Chineworth as a young woman

This interview has
been archived in the
NVLP Collection of
African American
Oral Histories at the
Library of Congress
American Folklife
Center
These early setbacks did not stop Sister Mary Alice from moving forward to accomplish the goals she had set. She spent some 30 years as a teacher, working with children from Baltimore’s primarily African American communities. Her leadership talents moved her increasingly toward administration, culminating in her appointment as president of Mount Providence Junior College. In 1970, Sister Mary Alice was awarded a doctorate in Higher Education from Catholic University in Washington, DC.

Beginning in 1973, she held several high level positions within the Order of the Oblate Sisters of Providence, finally attaining the rank of Superior General in 1989. She has been consistently outspoken in urging the church to more actively welcome the advancement of African Americans and women.

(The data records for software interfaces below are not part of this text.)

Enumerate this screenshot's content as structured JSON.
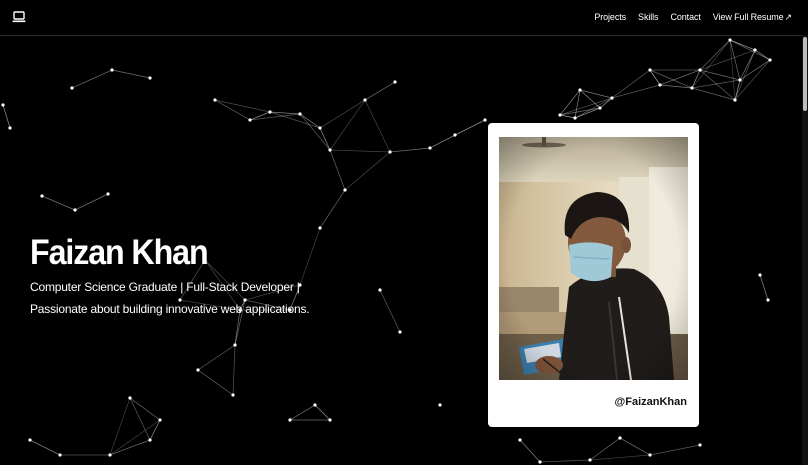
{
  "nav": {
    "logo_icon": "laptop-icon",
    "links": [
      "Projects",
      "Skills",
      "Contact"
    ],
    "resume_label": "View Full Resume",
    "resume_icon": "external-link-icon"
  },
  "hero": {
    "name": "Faizan Khan",
    "subtitle": "Computer Science Graduate | Full-Stack Developer | Passionate about building innovative web applications."
  },
  "profile": {
    "handle": "@FaizanKhan",
    "photo_subject": "person-wearing-mask-photo"
  },
  "colors": {
    "background": "#000000",
    "text": "#ffffff",
    "network_line": "#ffffff",
    "card": "#ffffff"
  }
}
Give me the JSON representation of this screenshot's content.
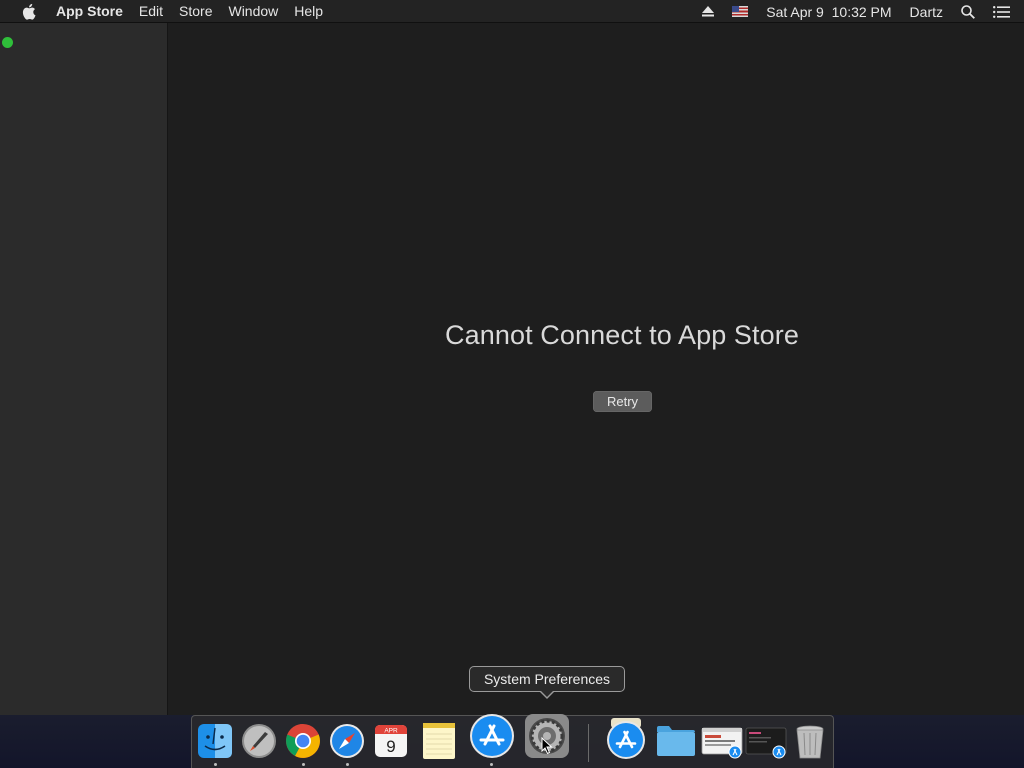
{
  "menubar": {
    "app_name": "App Store",
    "menus": [
      "Edit",
      "Store",
      "Window",
      "Help"
    ],
    "datetime": "Sat Apr 9  10:32 PM",
    "user": "Dartz",
    "icons": [
      "apple-icon",
      "eject-icon",
      "us-flag-input-icon",
      "spotlight-search-icon",
      "notification-center-icon"
    ]
  },
  "main": {
    "error_title": "Cannot Connect to App Store",
    "retry_label": "Retry"
  },
  "tooltip": {
    "text": "System Preferences"
  },
  "dock": {
    "items": [
      {
        "name": "finder-icon",
        "running": true
      },
      {
        "name": "launchpad-icon",
        "running": false
      },
      {
        "name": "chrome-icon",
        "running": true
      },
      {
        "name": "safari-icon",
        "running": true
      },
      {
        "name": "calendar-icon",
        "running": false,
        "month": "APR",
        "day": "9"
      },
      {
        "name": "notes-icon",
        "running": false
      },
      {
        "name": "app-store-icon",
        "running": true
      },
      {
        "name": "system-preferences-icon",
        "running": false
      },
      {
        "name": "app-store-download-icon",
        "running": false
      },
      {
        "name": "folder-icon",
        "running": false
      },
      {
        "name": "browser-window-icon",
        "running": false
      },
      {
        "name": "dark-window-icon",
        "running": false
      },
      {
        "name": "trash-icon",
        "running": false
      }
    ]
  },
  "colors": {
    "accent_green": "#2fbf3a",
    "appstore_blue": "#1a8cf0"
  }
}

Like many other religious orders, the Oblate Sister of Providence are struggling to attract young people to their ranks. Still, Sister Mary Alice perseveres, “As long as there are poor children—disadvantaged, marginalized children—to educate, we will be there.

VIDEO CLIPS

EXTERNAL LINKS
Article in the Chicago Tribune

RELATED LINKS
Roundtable discussion with Mary Chineworth

URL (Click to bookmark): http://www.visionaryproject.org/chineworthmary


ORAL HISTORY ARCHIVE   A-CD-GH-LM-RS-Z